━━━━━ Data shown

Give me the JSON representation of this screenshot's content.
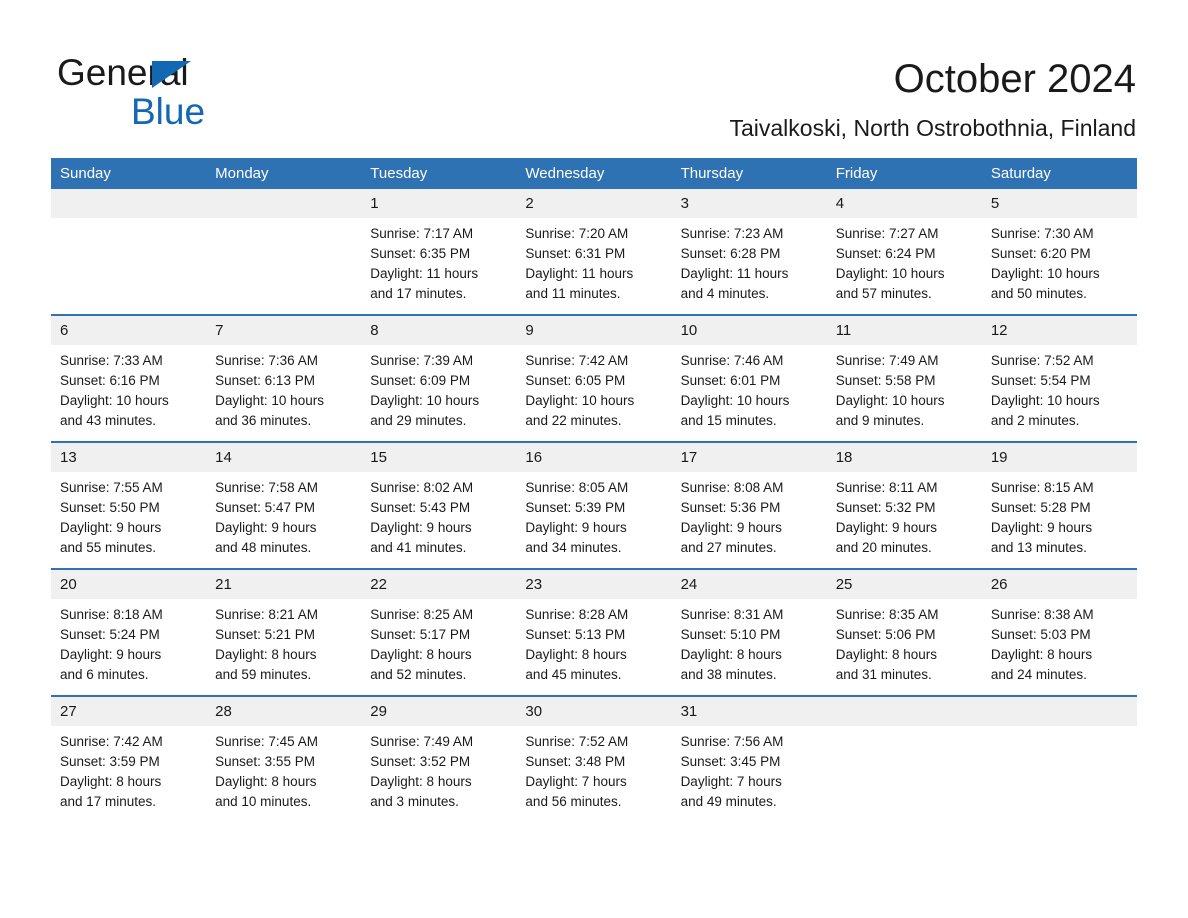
{
  "brand": {
    "name_part1": "General",
    "name_part2": "Blue",
    "accent_color": "#1268b3"
  },
  "header": {
    "title": "October 2024",
    "subtitle": "Taivalkoski, North Ostrobothnia, Finland"
  },
  "calendar": {
    "header_color": "#2e72b4",
    "daynum_bg": "#f0f0f0",
    "weekday_labels": [
      "Sunday",
      "Monday",
      "Tuesday",
      "Wednesday",
      "Thursday",
      "Friday",
      "Saturday"
    ],
    "weeks": [
      [
        {
          "day": "",
          "lines": []
        },
        {
          "day": "",
          "lines": []
        },
        {
          "day": "1",
          "lines": [
            "Sunrise: 7:17 AM",
            "Sunset: 6:35 PM",
            "Daylight: 11 hours",
            "and 17 minutes."
          ]
        },
        {
          "day": "2",
          "lines": [
            "Sunrise: 7:20 AM",
            "Sunset: 6:31 PM",
            "Daylight: 11 hours",
            "and 11 minutes."
          ]
        },
        {
          "day": "3",
          "lines": [
            "Sunrise: 7:23 AM",
            "Sunset: 6:28 PM",
            "Daylight: 11 hours",
            "and 4 minutes."
          ]
        },
        {
          "day": "4",
          "lines": [
            "Sunrise: 7:27 AM",
            "Sunset: 6:24 PM",
            "Daylight: 10 hours",
            "and 57 minutes."
          ]
        },
        {
          "day": "5",
          "lines": [
            "Sunrise: 7:30 AM",
            "Sunset: 6:20 PM",
            "Daylight: 10 hours",
            "and 50 minutes."
          ]
        }
      ],
      [
        {
          "day": "6",
          "lines": [
            "Sunrise: 7:33 AM",
            "Sunset: 6:16 PM",
            "Daylight: 10 hours",
            "and 43 minutes."
          ]
        },
        {
          "day": "7",
          "lines": [
            "Sunrise: 7:36 AM",
            "Sunset: 6:13 PM",
            "Daylight: 10 hours",
            "and 36 minutes."
          ]
        },
        {
          "day": "8",
          "lines": [
            "Sunrise: 7:39 AM",
            "Sunset: 6:09 PM",
            "Daylight: 10 hours",
            "and 29 minutes."
          ]
        },
        {
          "day": "9",
          "lines": [
            "Sunrise: 7:42 AM",
            "Sunset: 6:05 PM",
            "Daylight: 10 hours",
            "and 22 minutes."
          ]
        },
        {
          "day": "10",
          "lines": [
            "Sunrise: 7:46 AM",
            "Sunset: 6:01 PM",
            "Daylight: 10 hours",
            "and 15 minutes."
          ]
        },
        {
          "day": "11",
          "lines": [
            "Sunrise: 7:49 AM",
            "Sunset: 5:58 PM",
            "Daylight: 10 hours",
            "and 9 minutes."
          ]
        },
        {
          "day": "12",
          "lines": [
            "Sunrise: 7:52 AM",
            "Sunset: 5:54 PM",
            "Daylight: 10 hours",
            "and 2 minutes."
          ]
        }
      ],
      [
        {
          "day": "13",
          "lines": [
            "Sunrise: 7:55 AM",
            "Sunset: 5:50 PM",
            "Daylight: 9 hours",
            "and 55 minutes."
          ]
        },
        {
          "day": "14",
          "lines": [
            "Sunrise: 7:58 AM",
            "Sunset: 5:47 PM",
            "Daylight: 9 hours",
            "and 48 minutes."
          ]
        },
        {
          "day": "15",
          "lines": [
            "Sunrise: 8:02 AM",
            "Sunset: 5:43 PM",
            "Daylight: 9 hours",
            "and 41 minutes."
          ]
        },
        {
          "day": "16",
          "lines": [
            "Sunrise: 8:05 AM",
            "Sunset: 5:39 PM",
            "Daylight: 9 hours",
            "and 34 minutes."
          ]
        },
        {
          "day": "17",
          "lines": [
            "Sunrise: 8:08 AM",
            "Sunset: 5:36 PM",
            "Daylight: 9 hours",
            "and 27 minutes."
          ]
        },
        {
          "day": "18",
          "lines": [
            "Sunrise: 8:11 AM",
            "Sunset: 5:32 PM",
            "Daylight: 9 hours",
            "and 20 minutes."
          ]
        },
        {
          "day": "19",
          "lines": [
            "Sunrise: 8:15 AM",
            "Sunset: 5:28 PM",
            "Daylight: 9 hours",
            "and 13 minutes."
          ]
        }
      ],
      [
        {
          "day": "20",
          "lines": [
            "Sunrise: 8:18 AM",
            "Sunset: 5:24 PM",
            "Daylight: 9 hours",
            "and 6 minutes."
          ]
        },
        {
          "day": "21",
          "lines": [
            "Sunrise: 8:21 AM",
            "Sunset: 5:21 PM",
            "Daylight: 8 hours",
            "and 59 minutes."
          ]
        },
        {
          "day": "22",
          "lines": [
            "Sunrise: 8:25 AM",
            "Sunset: 5:17 PM",
            "Daylight: 8 hours",
            "and 52 minutes."
          ]
        },
        {
          "day": "23",
          "lines": [
            "Sunrise: 8:28 AM",
            "Sunset: 5:13 PM",
            "Daylight: 8 hours",
            "and 45 minutes."
          ]
        },
        {
          "day": "24",
          "lines": [
            "Sunrise: 8:31 AM",
            "Sunset: 5:10 PM",
            "Daylight: 8 hours",
            "and 38 minutes."
          ]
        },
        {
          "day": "25",
          "lines": [
            "Sunrise: 8:35 AM",
            "Sunset: 5:06 PM",
            "Daylight: 8 hours",
            "and 31 minutes."
          ]
        },
        {
          "day": "26",
          "lines": [
            "Sunrise: 8:38 AM",
            "Sunset: 5:03 PM",
            "Daylight: 8 hours",
            "and 24 minutes."
          ]
        }
      ],
      [
        {
          "day": "27",
          "lines": [
            "Sunrise: 7:42 AM",
            "Sunset: 3:59 PM",
            "Daylight: 8 hours",
            "and 17 minutes."
          ]
        },
        {
          "day": "28",
          "lines": [
            "Sunrise: 7:45 AM",
            "Sunset: 3:55 PM",
            "Daylight: 8 hours",
            "and 10 minutes."
          ]
        },
        {
          "day": "29",
          "lines": [
            "Sunrise: 7:49 AM",
            "Sunset: 3:52 PM",
            "Daylight: 8 hours",
            "and 3 minutes."
          ]
        },
        {
          "day": "30",
          "lines": [
            "Sunrise: 7:52 AM",
            "Sunset: 3:48 PM",
            "Daylight: 7 hours",
            "and 56 minutes."
          ]
        },
        {
          "day": "31",
          "lines": [
            "Sunrise: 7:56 AM",
            "Sunset: 3:45 PM",
            "Daylight: 7 hours",
            "and 49 minutes."
          ]
        },
        {
          "day": "",
          "lines": []
        },
        {
          "day": "",
          "lines": []
        }
      ]
    ]
  }
}
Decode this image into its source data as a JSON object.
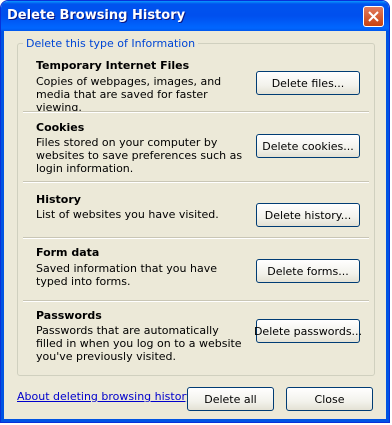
{
  "window": {
    "title": "Delete Browsing History"
  },
  "group": {
    "legend": "Delete this type of Information"
  },
  "sections": [
    {
      "title": "Temporary Internet Files",
      "description": "Copies of webpages, images, and media that are saved for faster viewing.",
      "button": "Delete files..."
    },
    {
      "title": "Cookies",
      "description": "Files stored on your computer by websites to save preferences such as login information.",
      "button": "Delete cookies..."
    },
    {
      "title": "History",
      "description": "List of websites you have visited.",
      "button": "Delete history..."
    },
    {
      "title": "Form data",
      "description": "Saved information that you have typed into forms.",
      "button": "Delete forms..."
    },
    {
      "title": "Passwords",
      "description": "Passwords that are automatically filled in when you log on to a website you've previously visited.",
      "button": "Delete passwords..."
    }
  ],
  "footer": {
    "link": "About deleting browsing history",
    "delete_all": "Delete all",
    "close": "Close"
  },
  "colors": {
    "titlebar": "#0054e3",
    "face": "#ece9d8",
    "legend": "#0046d5",
    "link": "#0000cc"
  }
}
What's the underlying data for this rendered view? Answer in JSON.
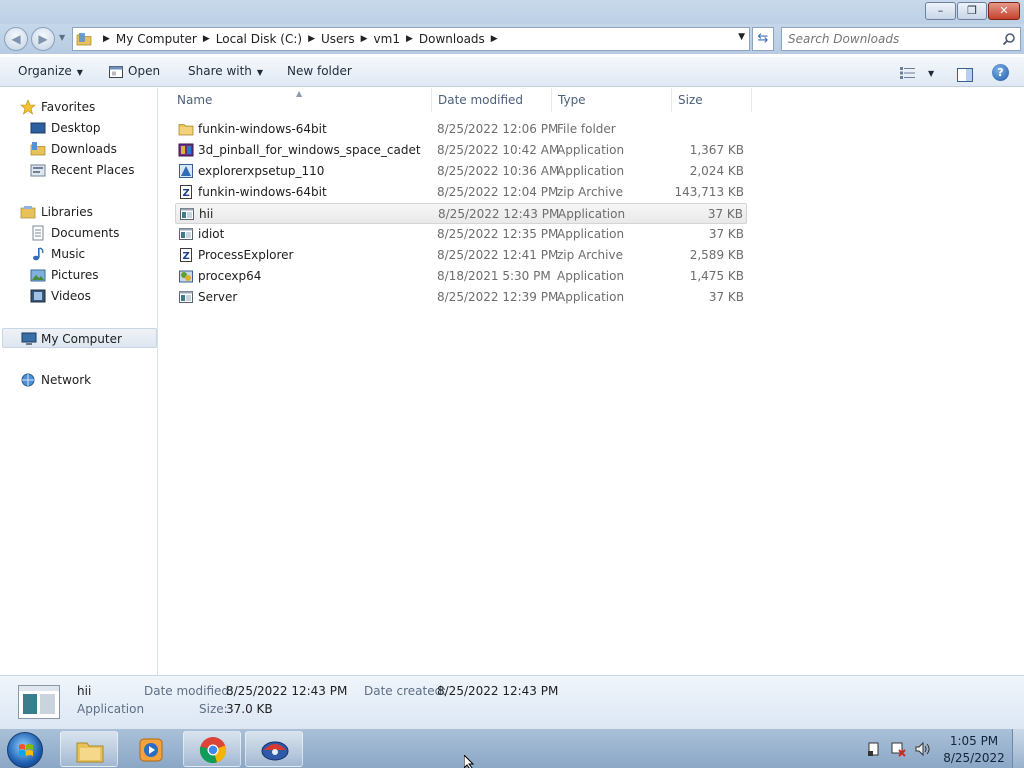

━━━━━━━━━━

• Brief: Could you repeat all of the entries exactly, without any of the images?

• Answer for this exercise:
Give me the JSON representation of this screenshot's content.
{
  "brand": {
    "name_part1": "General",
    "name_part2": "Blue",
    "accent_color": "#1268b3"
  },
  "header": {
    "title": "October 2024",
    "subtitle": "Taivalkoski, North Ostrobothnia, Finland"
  },
  "calendar": {
    "header_color": "#2e72b4",
    "daynum_bg": "#f0f0f0",
    "weekday_labels": [
      "Sunday",
      "Monday",
      "Tuesday",
      "Wednesday",
      "Thursday",
      "Friday",
      "Saturday"
    ],
    "weeks": [
      [
        {
          "day": "",
          "lines": []
        },
        {
          "day": "",
          "lines": []
        },
        {
          "day": "1",
          "lines": [
            "Sunrise: 7:17 AM",
            "Sunset: 6:35 PM",
            "Daylight: 11 hours",
            "and 17 minutes."
          ]
        },
        {
          "day": "2",
          "lines": [
            "Sunrise: 7:20 AM",
            "Sunset: 6:31 PM",
            "Daylight: 11 hours",
            "and 11 minutes."
          ]
        },
        {
          "day": "3",
          "lines": [
            "Sunrise: 7:23 AM",
            "Sunset: 6:28 PM",
            "Daylight: 11 hours",
            "and 4 minutes."
          ]
        },
        {
          "day": "4",
          "lines": [
            "Sunrise: 7:27 AM",
            "Sunset: 6:24 PM",
            "Daylight: 10 hours",
            "and 57 minutes."
          ]
        },
        {
          "day": "5",
          "lines": [
            "Sunrise: 7:30 AM",
            "Sunset: 6:20 PM",
            "Daylight: 10 hours",
            "and 50 minutes."
          ]
        }
      ],
      [
        {
          "day": "6",
          "lines": [
            "Sunrise: 7:33 AM",
            "Sunset: 6:16 PM",
            "Daylight: 10 hours",
            "and 43 minutes."
          ]
        },
        {
          "day": "7",
          "lines": [
            "Sunrise: 7:36 AM",
            "Sunset: 6:13 PM",
            "Daylight: 10 hours",
            "and 36 minutes."
          ]
        },
        {
          "day": "8",
          "lines": [
            "Sunrise: 7:39 AM",
            "Sunset: 6:09 PM",
            "Daylight: 10 hours",
            "and 29 minutes."
          ]
        },
        {
          "day": "9",
          "lines": [
            "Sunrise: 7:42 AM",
            "Sunset: 6:05 PM",
            "Daylight: 10 hours",
            "and 22 minutes."
          ]
        },
        {
          "day": "10",
          "lines": [
            "Sunrise: 7:46 AM",
            "Sunset: 6:01 PM",
            "Daylight: 10 hours",
            "and 15 minutes."
          ]
        },
        {
          "day": "11",
          "lines": [
            "Sunrise: 7:49 AM",
            "Sunset: 5:58 PM",
            "Daylight: 10 hours",
            "and 9 minutes."
          ]
        },
        {
          "day": "12",
          "lines": [
            "Sunrise: 7:52 AM",
            "Sunset: 5:54 PM",
            "Daylight: 10 hours",
            "and 2 minutes."
          ]
        }
      ],
      [
        {
          "day": "13",
          "lines": [
            "Sunrise: 7:55 AM",
            "Sunset: 5:50 PM",
            "Daylight: 9 hours",
            "and 55 minutes."
          ]
        },
        {
          "day": "14",
          "lines": [
            "Sunrise: 7:58 AM",
            "Sunset: 5:47 PM",
            "Daylight: 9 hours",
            "and 48 minutes."
          ]
        },
        {
          "day": "15",
          "lines": [
            "Sunrise: 8:02 AM",
            "Sunset: 5:43 PM",
            "Daylight: 9 hours",
            "and 41 minutes."
          ]
        },
        {
          "day": "16",
          "lines": [
            "Sunrise: 8:05 AM",
            "Sunset: 5:39 PM",
            "Daylight: 9 hours",
            "and 34 minutes."
          ]
        },
        {
          "day": "17",
          "lines": [
            "Sunrise: 8:08 AM",
            "Sunset: 5:36 PM",
            "Daylight: 9 hours",
            "and 27 minutes."
          ]
        },
        {
          "day": "18",
          "lines": [
            "Sunrise: 8:11 AM",
            "Sunset: 5:32 PM",
            "Daylight: 9 hours",
            "and 20 minutes."
          ]
        },
        {
          "day": "19",
          "lines": [
            "Sunrise: 8:15 AM",
            "Sunset: 5:28 PM",
            "Daylight: 9 hours",
            "and 13 minutes."
          ]
        }
      ],
      [
        {
          "day": "20",
          "lines": [
            "Sunrise: 8:18 AM",
            "Sunset: 5:24 PM",
            "Daylight: 9 hours",
            "and 6 minutes."
          ]
        },
        {
          "day": "21",
          "lines": [
            "Sunrise: 8:21 AM",
            "Sunset: 5:21 PM",
            "Daylight: 8 hours",
            "and 59 minutes."
          ]
        },
        {
          "day": "22",
          "lines": [
            "Sunrise: 8:25 AM",
            "Sunset: 5:17 PM",
            "Daylight: 8 hours",
            "and 52 minutes."
          ]
        },
        {
          "day": "23",
          "lines": [
            "Sunrise: 8:28 AM",
            "Sunset: 5:13 PM",
            "Daylight: 8 hours",
            "and 45 minutes."
          ]
        },
        {
          "day": "24",
          "lines": [
            "Sunrise: 8:31 AM",
            "Sunset: 5:10 PM",
            "Daylight: 8 hours",
            "and 38 minutes."
          ]
        },
        {
          "day": "25",
          "lines": [
            "Sunrise: 8:35 AM",
            "Sunset: 5:06 PM",
            "Daylight: 8 hours",
            "and 31 minutes."
          ]
        },
        {
          "day": "26",
          "lines": [
            "Sunrise: 8:38 AM",
            "Sunset: 5:03 PM",
            "Daylight: 8 hours",
            "and 24 minutes."
          ]
        }
      ],
      [
        {
          "day": "27",
          "lines": [
            "Sunrise: 7:42 AM",
            "Sunset: 3:59 PM",
            "Daylight: 8 hours",
            "and 17 minutes."
          ]
        },
        {
          "day": "28",
          "lines": [
            "Sunrise: 7:45 AM",
            "Sunset: 3:55 PM",
            "Daylight: 8 hours",
            "and 10 minutes."
          ]
        },
        {
          "day": "29",
          "lines": [
            "Sunrise: 7:49 AM",
            "Sunset: 3:52 PM",
            "Daylight: 8 hours",
            "and 3 minutes."
          ]
        },
        {
          "day": "30",
          "lines": [
            "Sunrise: 7:52 AM",
            "Sunset: 3:48 PM",
            "Daylight: 7 hours",
            "and 56 minutes."
          ]
        },
        {
          "day": "31",
          "lines": [
            "Sunrise: 7:56 AM",
            "Sunset: 3:45 PM",
            "Daylight: 7 hours",
            "and 49 minutes."
          ]
        },
        {
          "day": "",
          "lines": []
        },
        {
          "day": "",
          "lines": []
        }
      ]
    ]
  }
}
Decode this image into its source data as a JSON object.
{
  "window": {
    "title": "Delete Browsing History"
  },
  "group": {
    "legend": "Delete this type of Information"
  },
  "sections": [
    {
      "title": "Temporary Internet Files",
      "description": "Copies of webpages, images, and media that are saved for faster viewing.",
      "button": "Delete files..."
    },
    {
      "title": "Cookies",
      "description": "Files stored on your computer by websites to save preferences such as login information.",
      "button": "Delete cookies..."
    },
    {
      "title": "History",
      "description": "List of websites you have visited.",
      "button": "Delete history..."
    },
    {
      "title": "Form data",
      "description": "Saved information that you have typed into forms.",
      "button": "Delete forms..."
    },
    {
      "title": "Passwords",
      "description": "Passwords that are automatically filled in when you log on to a website you've previously visited.",
      "button": "Delete passwords..."
    }
  ],
  "footer": {
    "link": "About deleting browsing history",
    "delete_all": "Delete all",
    "close": "Close"
  },
  "colors": {
    "titlebar": "#0054e3",
    "face": "#ece9d8",
    "legend": "#0046d5",
    "link": "#0000cc"
  }
}
What's the underlying data for this rendered view? Answer in JSON.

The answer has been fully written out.